The Troubles: Inquest judge accuses MoD of advising soldiers to apply for anonymity
19 January 2016
A senior judge has accused the Ministry of Defence (MoD) of delaying court proceedings and inquests by routinely advising former soldiers called to give evidence to apply for anonymity.
Lord Justice Weir said that while there were some genuine and appropriate cases for anonymity, many of the applications were a “lot of dross”.
He spoke during the second day of a two-week review into 56 legacy cases.
The cases involve 95 deaths where inquests have still to be heard.
These cases include some of the most controversial killings during the Troubles.
The judge, one of the most senior in Northern Ireland, made the comments after being told a former soldier called to give evidence about a murder in Belfast in 1973 might seek anonymity.
“Why on earth would he want anonymity?” he asked.
A barrister for the MoD said he could not answer as he was not aware of the full details.
The case mentioned is that of Daniel Carson, a 29-year-old Catholic shot dead by the Ulster Volunteer Force in the Shankill area of Belfast in November 1973.
The soldier at the centre of the dispute was one of the first to arrive on the scene of the shooting.
Lawyers for Mr Carson’s family want to question him about a claim by an eyewitness that she told the soldiers who the gunman was.
No one has ever been charged in connection with the murder.
When told that it was possible the soldier might want his identity concealed, Lord Justice Weir said the legal system was being weighed down with “completely futile applications”.
He added: “I often think that if people did not cry wolf so often, you might be more prepared to listen to them when the wolf actually arrives.”
The judge said the applications led to unnecessary and lengthy delays in court proceedings, and suggested the MoD was responsible.
“Ordinary people living in England don’t go to bed at night thinking about anonymity and screening,” he said.
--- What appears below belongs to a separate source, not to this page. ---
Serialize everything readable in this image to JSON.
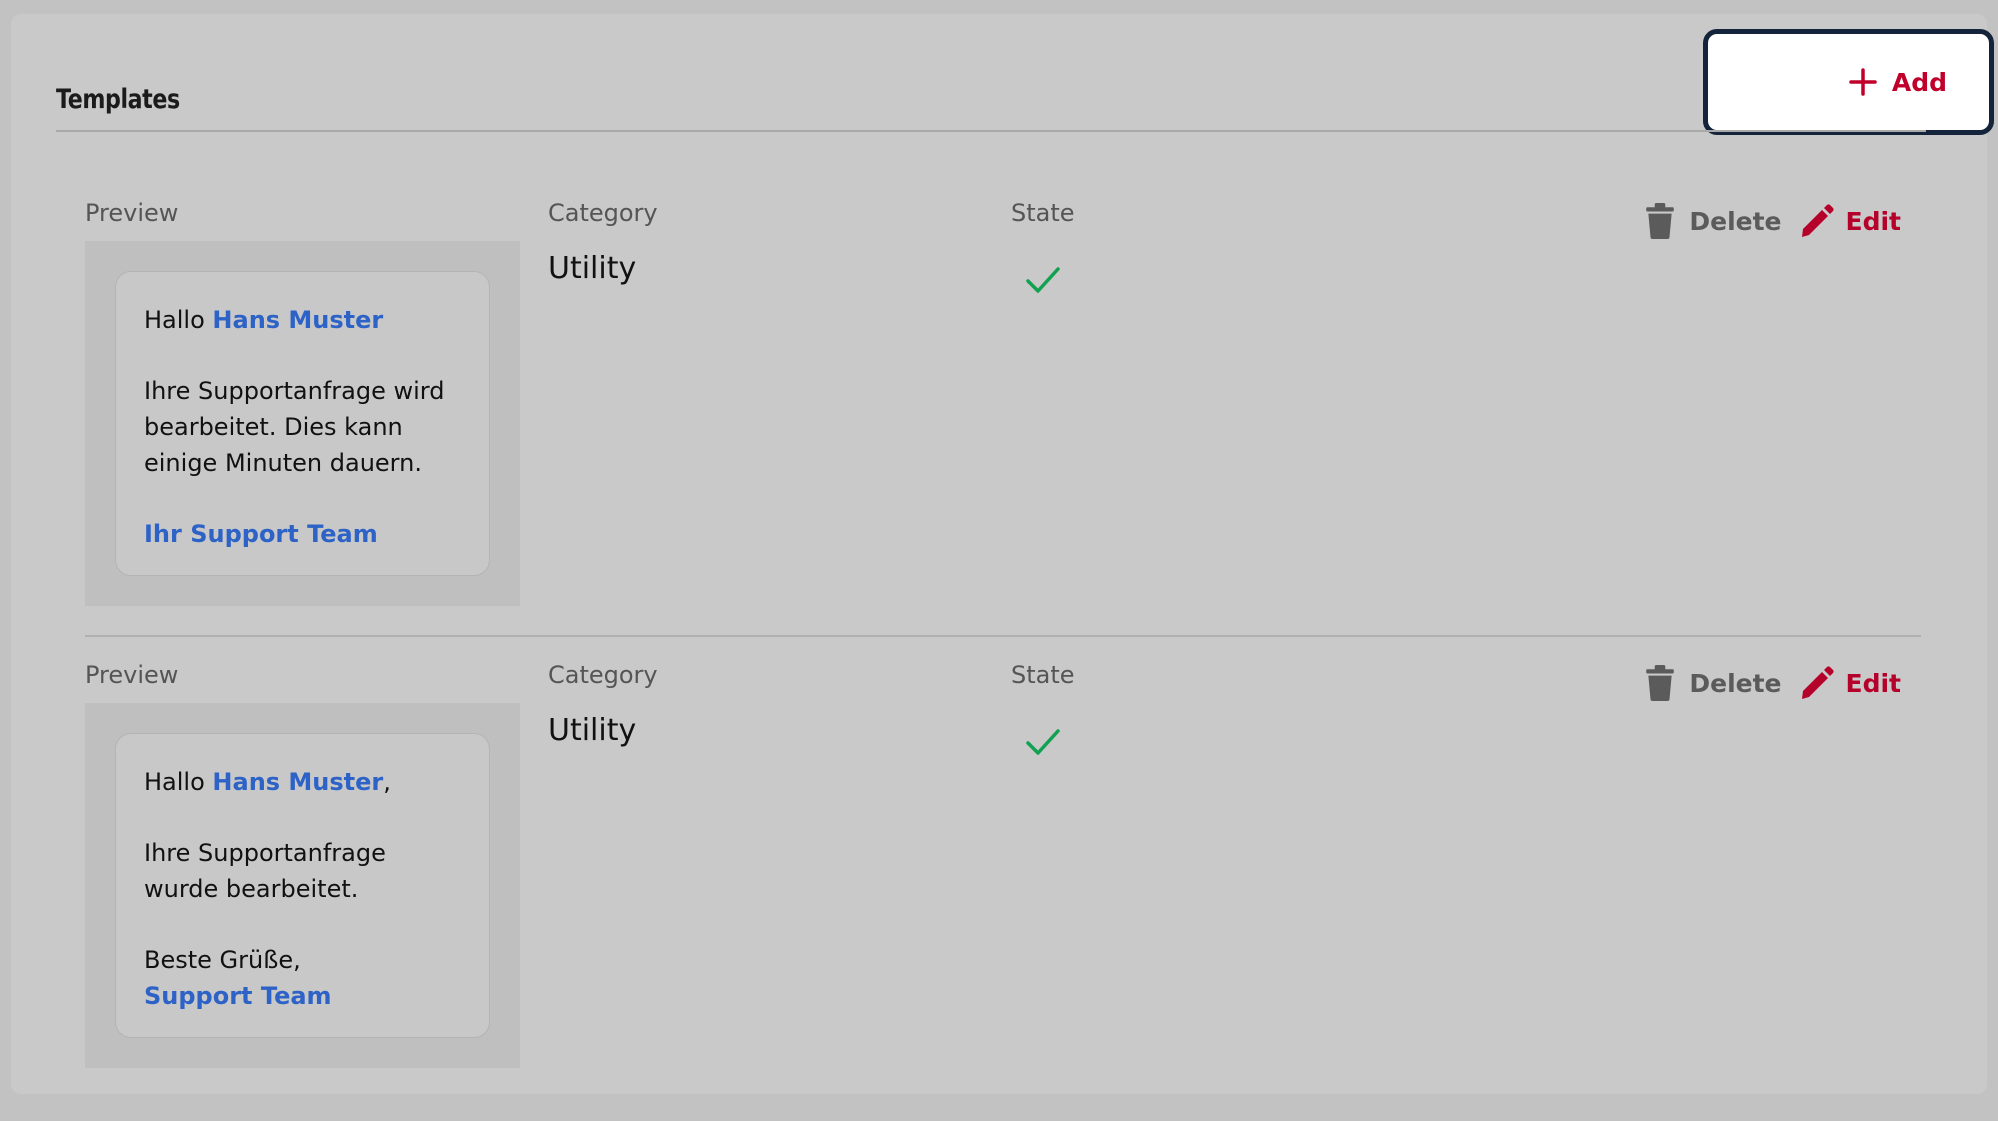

“The idea has to come from somewhere, and to my mind it comes all too frequently and inappropriately.”
Source – Vincent Kearney, BBC News